Poverty, homelessness, lack of medical care and education – these issues all existed long before the virus hit but imagine how much worse they have become for impoverished communities in Latin America… Things have only gotten worse.

So, Dona En Casa decided to step up and try and do something about it while creating a platform for others to give back and have fun doing so – all from the safety and comfort of their own home. The group is also creating a fun space for people to escape the daily reminder of self-isolation and quarantine with lineups featuring amazing DJs.

Dona En Casa has helped frontline medical workers and has plans to help even more organizations – with your support.

Credit: donaencasa / Instagram

The group started off raising money for families in need of food assistance – and so far, the Dona En Casa and its partygoers have helped feed 100 families. But the group has also helped raise money to buy face masks and PPE for healthcare workers stationed in remote parts of Colombia that don’t have easy access to necessary equipment.

In an interview with Felipe Galvis, a founder of Done En Casa, he said the group is also looking to expand its giving programs by partnering with other organizations – including a dog shelter and a sanctuary for monkeys trafficked in the wildlife trade.

OK – but a digital dance party? What does that even look like…?

Credit: donaencasa / Instagram

Trust me, I had this question, too. But it actually sounds amazing! I mean basically you get to party from the comfort of your home, get dressed up or stay as dressed down as you want, make your own favorite beverage, and hang out with tons of other like-minded people.

The party takes place on Zoom and typically goes for two hours – but Galvis noted that their first party stretched on for four hours because people were having such a good time.

And this isn’t like something you’ll just stream while doing something on the side: Galvis said that at least 70% of people are really active and engaged – there’s tons of chatting, dance challenges, games, and even private chatting going. Can we expect a Done En Casa wedding some day?

Galvis pointed out that the last thing he expected to do in a quarantine was meet new people, but thanks to these parties that’s exactly what’s happened. Together, they’re building a community and in the process supporting vulnerable groups and helping out the entertainment industry and DJs along the way.

Mitú is joining Dona En Casa for two digital fiestas that will benefit TECHO – a major NGO across Latin America.

Credit: us.techo.org
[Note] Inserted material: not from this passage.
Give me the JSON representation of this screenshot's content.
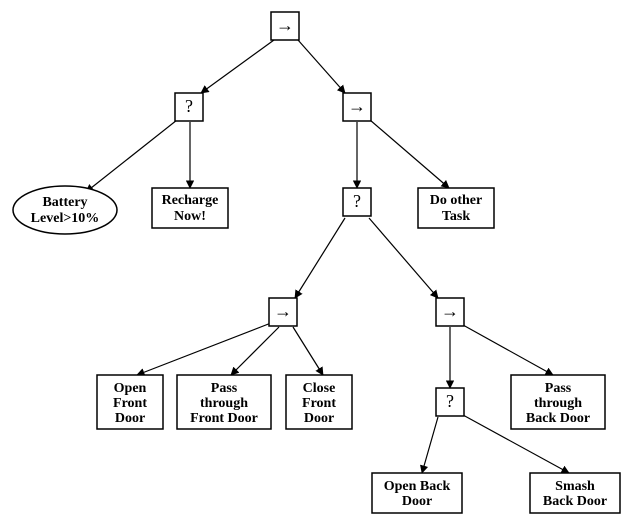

This Friday and Saturday (May 22/23), Mitú is joining Dona En Casa for two crazy fiestas that will take place to benefit TECHO – a Latin American organization that provides support to communities in need.

TECHO is an organization that Dona En Casa co-founder Felipe Galvis holds close to his heart. As a former volunteer, he has seen the impact the organization makes. They provide food assistance, medical aide, supplemental education such as English classes, and they help small businesses with microcredits and coaching. The organization also constructs emergency housing for families who need them most.

You can join in on the parties with a donation that will 100% benefit the organization. The group is asking for a $9 USD donation – since with $9 USD they can feed a family for 10 days. And with your $9 donation you get access to both parties on Friday and Saturday.

Colombia has had a pretty strict response to the Coronavirus pandemic leaving many people with increased anxiety and loneliness.

Credit: donaencasa / Instagram

As soon as it became clear that Coronavirus was spreading across Latin America, Colombia sealed off its borders – including banning its own citizens from returning to Colombia. In fact, the country has been home to some of the strictest measures against the pandemic in Latin America. While this has had a positive effect at combating the outbreak, it’s also led to increased anxiety and loneliness among those who aren’t even allowed to leave their homes to visit family.

The Dona En Casa initiative is a win-win situation that helps people in need while also letting others dance and hang out in a socially distanced digital platform. If you’re interested in signing up for the event, check it out here.